Freedom may be, as he insists, more important than comfort. But is a miner, who is not subject to a bureaucracy, or at least, to a bureaucracy of the kind which alarms Lord Lothian, conspicuously more free than a teacher, who is? If a man eats bread made of flour produced to the extent of forty per cent by two milling combines and meat supplied by an international meat trust, and lives in a house built of materials of which twenty‐five per cent are controlled by a ring, and buys his tobacco from one amalgamation, and his matches from another, while his wife’s sewing‐thread is provided by a third, which has added eight millionaires to the national roll of honour in the last twenty years, is he free as a consumer? Is he free as a worker, if he is liable to have his piece‐rates cut at the discretion of his employer, and, on expressing his annoyance, to be dismissed as an agitator, and to be thrown on the scrap‐heap without warning because his employer has decided to shut down a plant, or bankers to restrict credit, and to be told, when he points out that the industry on which his livelihood depends is being injured by mismanagement, that his job is to work, and that the management in question will do his thinking for him? And if, in such circumstances, he is but partially free as a consumer and a worker, is not his freedom as a citizen itself also partial, rather than, as Lord Lothian would desire, unqualified and complete?

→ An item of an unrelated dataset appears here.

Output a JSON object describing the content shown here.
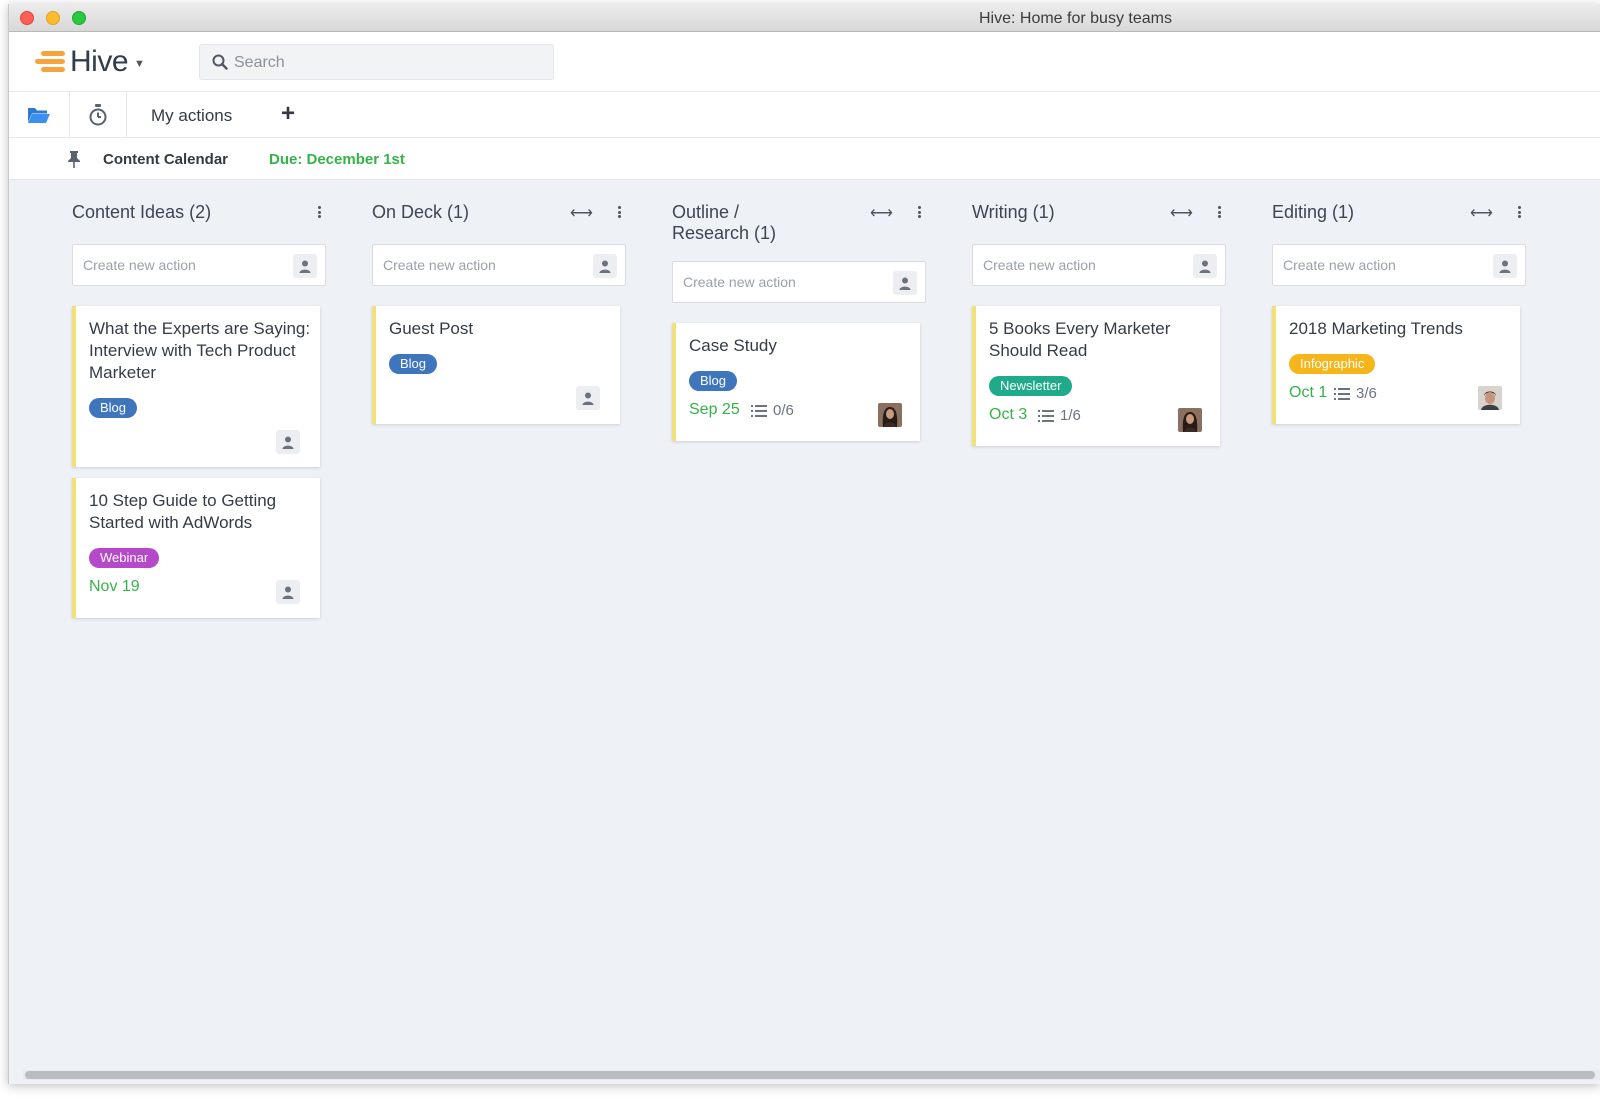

Lord Lothian is misled as to liberty, because he has omitted to consider the bearing upon it of another phenomenon, the phenomenon of inequality. The truth is that, when the economic scales are so unevenly weighted, to interpret liberty as a political principle, which belongs to one world, the world of politics and government, while equality belongs–if, indeed, it belongs anywhere–to another world, the world of economic affairs, is to do violence to realities. Governments, it is true, exercise powers of a great and special kind, and freedom requires that they should be held strictly to account. But the administration of things is not easily distinguished, under modern conditions of mass organization, from the control of persons, and both are in the hands, to some not inconsiderable degree, of the minority who move the levers of the economic mechanism. The truth of the matter is put by Professor Pollard in his admirable study, The Evolution of Parliament. “There is only one solution,” he writes,

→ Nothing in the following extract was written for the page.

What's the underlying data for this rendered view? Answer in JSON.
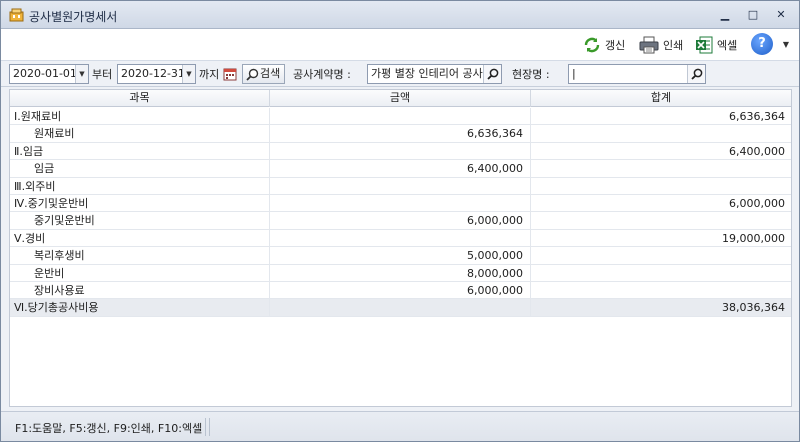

“of the problem of liberty, and it lies in equality…Men vary in physical strength; but so far as their social relations go that inequality has been abolished…Yet there must have been a period in social evolution when this refusal to permit the strong man to do what he liked with his own physical strength seemed, at least to the strong, an outrageous interference with personal liberty…There is, in fact, no more reason why a man should be allowed to use his wealth or his brain than his physical strength as he likes…The liberty of the weak depends upon the restraint of the strong, that of the poor upon the restraint of the rich, and that of the simpler‐minded upon the restraint of the sharper. Every man should have this liberty and no more, to do unto others as he would that they should do unto him; upon that common foundation rest liberty, equality, and morality.”